Méré Humd(r)um - Contemporary Art from Pakistan
Aicon Gallery New York is proud to present Méré Humd(r)um, a group exhibition of Contemporary art from a new wave of young Pakistani artists. The Urdu word Humdum, one syllable removed from its mundane English cousin, means someone who is so close that their breath and yours are one. The word Méré, with even less separating it from the minimal, almost pejorative, “mere” of the English language, is infused with belonging - it means mine. Together, Méré Humdum becomes a term of endearment for a mentor, a friend or a lover. But in a linguistic coincidence it is just a syllable away from the English “mere humdrum.” Today, more than sixty years after Pakistan’s independence, the ordinary, the everyday, the humdrum, remains an object of longing for most Pakistanis - the type of longing one might reserve for a lover. A day when there is no bombing, no violence on the streets - a day when the school bus is delayed only by traffic is a day of thanksgiving and celebration. The twelve artists in this exhibition have created work in direct response to the chaos and violence surrounding them, yet much of this work is imbued with an intrinsic and eternal optimism that stands in defiant contrast to the instability and uncertainty from which it has emerged.

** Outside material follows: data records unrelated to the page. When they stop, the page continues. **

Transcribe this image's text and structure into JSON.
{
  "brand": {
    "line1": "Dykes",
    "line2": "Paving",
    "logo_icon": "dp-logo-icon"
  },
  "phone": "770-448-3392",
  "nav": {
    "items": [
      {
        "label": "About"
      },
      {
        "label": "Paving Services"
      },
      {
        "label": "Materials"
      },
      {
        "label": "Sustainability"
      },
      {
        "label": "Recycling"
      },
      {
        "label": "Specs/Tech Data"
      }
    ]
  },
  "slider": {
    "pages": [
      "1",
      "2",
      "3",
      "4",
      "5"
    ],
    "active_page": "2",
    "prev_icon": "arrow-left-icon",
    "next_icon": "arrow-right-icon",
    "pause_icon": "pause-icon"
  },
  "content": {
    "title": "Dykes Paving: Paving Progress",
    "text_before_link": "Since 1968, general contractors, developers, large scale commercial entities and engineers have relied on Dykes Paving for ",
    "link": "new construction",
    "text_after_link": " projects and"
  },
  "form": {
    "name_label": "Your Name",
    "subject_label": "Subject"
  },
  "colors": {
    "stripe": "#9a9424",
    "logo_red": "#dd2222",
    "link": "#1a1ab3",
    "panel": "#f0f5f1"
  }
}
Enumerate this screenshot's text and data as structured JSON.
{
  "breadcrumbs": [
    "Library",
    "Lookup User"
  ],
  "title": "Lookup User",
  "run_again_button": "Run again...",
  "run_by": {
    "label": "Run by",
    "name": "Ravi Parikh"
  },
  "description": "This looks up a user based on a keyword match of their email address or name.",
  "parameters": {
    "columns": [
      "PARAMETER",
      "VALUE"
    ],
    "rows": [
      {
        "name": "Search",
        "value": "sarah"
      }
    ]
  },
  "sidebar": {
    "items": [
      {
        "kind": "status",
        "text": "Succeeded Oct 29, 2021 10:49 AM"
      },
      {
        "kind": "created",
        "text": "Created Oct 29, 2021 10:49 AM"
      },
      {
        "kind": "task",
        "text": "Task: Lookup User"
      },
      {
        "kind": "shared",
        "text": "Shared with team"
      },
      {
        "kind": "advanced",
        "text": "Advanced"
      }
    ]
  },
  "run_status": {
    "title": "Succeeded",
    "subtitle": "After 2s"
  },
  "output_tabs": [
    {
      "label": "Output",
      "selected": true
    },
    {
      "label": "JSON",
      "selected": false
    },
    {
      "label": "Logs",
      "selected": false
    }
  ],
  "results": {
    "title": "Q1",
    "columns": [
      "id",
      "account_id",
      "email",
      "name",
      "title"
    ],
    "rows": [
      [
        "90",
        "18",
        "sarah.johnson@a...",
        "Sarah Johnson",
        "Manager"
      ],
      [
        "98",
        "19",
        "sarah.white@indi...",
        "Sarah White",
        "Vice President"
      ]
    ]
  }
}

Much like Germany’s Weimar Republic of the 1930s, an odd dichotomy is in place with today’s generation of young Pakistani artists. While on the one hand, their political, economic and social situations are spinning out of control, the visual arts, in this landscape of circumscribed opportunities, is undergoing a transformation and creative flowering never before seen. This younger generation largely departs from the more traditional methods of their artistic heritage, such as miniature painting, and combines local materials and themes with progressive modes of post-colonial art practice, offering new interpretations and posing new questions for a society mired in political turmoil, social upheaval and violence both foreign and domestic.
Abdullah M. I. Syed’s Flying Rug works arise from Oriental myths and legends of the flying carpet and our desire for instant gratification. Made of folded U.S. dollar bills and box-cutter blades assembled into squadrons of drone-like airplanes, the rugs reference the dark and multilayered political implications of terrorism, capitalism and American hegemony, yet are intertwined with a poetic counterpoint that transmutes them and charges the works with the phenomenal capability of a magic carpet or the sublime stillness of a prayer rug. The works question not only the roots and consequences of 9/11 and the ongoing War on Terror through the prism of oversimplified Eastern and Western perceptions of one another, but also the complex relationship between capital and Contemporary art.
Cyra Ali’s haunting sculptures of disembodied intertwined limbs adorned in bright fabrics obtained from Karachi bazaars are a daring subversion of the overtly clad female body of Islamic tradition. The work stems from her desire to overturn the conventional trappings of femininity in Pakistani society and combat longstanding patriarchal desires to repress female sexuality. Ali’s bizarre doll-sized mash-ups of female legs blur the line between the most ordinary of body parts and the sinister and monstrous proportions they are capable of taking on when continually contextualized as taboo objects of desire to be both coveted and suppressed. More straightforwardly, Sarah Khan’s art is born from her resolute devotion to Pakistan, her beloved State, and her desire to see its artistic traditions, mainly miniature painting, evolve to address the socio-political complexities of its contemporary reality. She addresses her humdum (her Pakistan) for its charm and fading glory as she fortifies her wish for its resurrection from a negative entity to a positive one.
Ehsan Ul Haq creates Duchampian assemblages of found everyday objects in which the individual components, though ordinary enough, are re-contextualized as dysfunctional or symbolic elements in what he calls “flawed systems.” Ul Haq sees his installations as operating “on a plane where art and life exist as parallels within ambiguous forms.” Through installations such as Fan and Water, man-made objects are stripped of their utility and repurposed in creations demonstrating both man’s god-like ambition to create new systems of life and the resulting absurdities brought into being when such attempts misfire.
Ultimately, this exhibition presents an examination of how a new generation of Contemporary Pakistani artists, through a range of disparate media and practices, continue to develop new methods of questioning the space between art and life in the often violent and chaotic reality they are faced with every day. Their work addresses not only the chasm and interstices between the two, but the extraordinary possibilities of art created in extraordinary surroundings.